Monday, June 14
Yogyakarta, Java, Indonesia
I walked over a mile down to the Kraton, also known as the Sultan's Palace, today to listen to the gamelan orchestra practice, which they do every Monday and Wednesday from 10:30 a.m. until noon. I got there late and only saw about half of the performance, but it sounded wonderfully tranquil and majestic. The musicians were really old school. I wouldn't be surprised if some of them played on those old Javanese gamelan LPs that the Nonesuch label recorded and released back in the early 1970s. Scores of tourists who were checking out the rest of the Sultan's Palace filed in and out over on the side of the pavillion. A few stopped to take a photo, but most of them barely even listened to the music. How sad! When it ended, I walked around the rest of the compound and took a bunch of snaps.
There's a museum inside dedicated to Sultan Hamengkubuwono IX, the current Sultan's dad, who was the first Governor of the Yogyakarta Special Region, the ninth Sultan of Sultanate of Yogyakarta from 1940 until his death in 1988, and the second vice president of Indonesia during the Suharto's reign.
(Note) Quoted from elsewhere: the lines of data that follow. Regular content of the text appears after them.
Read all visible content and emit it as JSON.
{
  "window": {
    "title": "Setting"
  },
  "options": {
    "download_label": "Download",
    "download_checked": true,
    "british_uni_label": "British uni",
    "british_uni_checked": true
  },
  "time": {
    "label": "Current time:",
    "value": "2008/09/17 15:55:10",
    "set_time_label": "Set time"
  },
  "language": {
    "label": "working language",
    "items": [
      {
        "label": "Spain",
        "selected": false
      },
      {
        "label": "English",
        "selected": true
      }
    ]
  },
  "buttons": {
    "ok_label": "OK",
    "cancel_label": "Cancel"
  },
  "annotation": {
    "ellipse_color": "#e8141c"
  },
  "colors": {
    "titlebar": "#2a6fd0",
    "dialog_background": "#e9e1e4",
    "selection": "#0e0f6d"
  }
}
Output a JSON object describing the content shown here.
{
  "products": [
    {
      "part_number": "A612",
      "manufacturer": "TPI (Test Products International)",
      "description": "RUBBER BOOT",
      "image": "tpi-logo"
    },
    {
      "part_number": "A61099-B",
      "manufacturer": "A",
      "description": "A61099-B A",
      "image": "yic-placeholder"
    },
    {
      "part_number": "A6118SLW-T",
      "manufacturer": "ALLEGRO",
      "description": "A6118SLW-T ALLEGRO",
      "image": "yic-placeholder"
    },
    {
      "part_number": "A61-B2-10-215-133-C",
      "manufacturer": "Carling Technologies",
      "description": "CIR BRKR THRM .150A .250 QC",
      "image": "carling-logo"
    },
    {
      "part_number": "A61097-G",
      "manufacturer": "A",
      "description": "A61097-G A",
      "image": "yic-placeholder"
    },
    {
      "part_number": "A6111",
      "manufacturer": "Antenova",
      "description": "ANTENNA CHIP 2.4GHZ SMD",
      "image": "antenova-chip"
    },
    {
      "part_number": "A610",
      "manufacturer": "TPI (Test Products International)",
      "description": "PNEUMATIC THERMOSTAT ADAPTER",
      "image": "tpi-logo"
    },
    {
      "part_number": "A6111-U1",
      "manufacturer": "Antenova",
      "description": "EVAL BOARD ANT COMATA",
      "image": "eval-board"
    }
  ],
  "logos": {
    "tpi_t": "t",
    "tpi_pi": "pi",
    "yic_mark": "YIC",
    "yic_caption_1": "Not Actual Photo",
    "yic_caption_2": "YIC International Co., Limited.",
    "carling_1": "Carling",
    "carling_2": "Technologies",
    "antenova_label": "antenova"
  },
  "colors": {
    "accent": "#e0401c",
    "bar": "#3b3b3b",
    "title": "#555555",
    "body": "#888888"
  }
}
The museum is a huge place, comprised of numerous buildings that proudly display the Sultan's military outfits and weapons, royal finery and full regalia, numerous large portraits of himself and the family, plus furniture, china, tools, and pretty much everything else from his personal stash. I also stopped by a little shop where a couple of artisans make those insanely detailed Wayang Kulit shadow puppets by hand. That was so amazing.
I took a becak a couple of miles down to the Purawisata to catch a performance of the Ramayana Ballet, a version of the epic Hindu battle / love story. There were plenty of fight scenes throughout, featuring punching, kicking, archery and even a real-life flame war with torches; and lots o' tender love scenes. Although the dancers and gamelan musicians put on a fine performance, the musicians' efforts were drowned out by a huge din created by a row of big, loud electric fans that ran down each side of the hall, and a really rude audience of European tourists who talked through much of the show. To top it all off, the venue featured the acoustics of an airplane hangar, which, coupled with the aforementioned electric fans and audience, made it nearly impossible to hear the music and singing. The Javanese gamelan really needs to step it up and play a lot louder under these circumstances.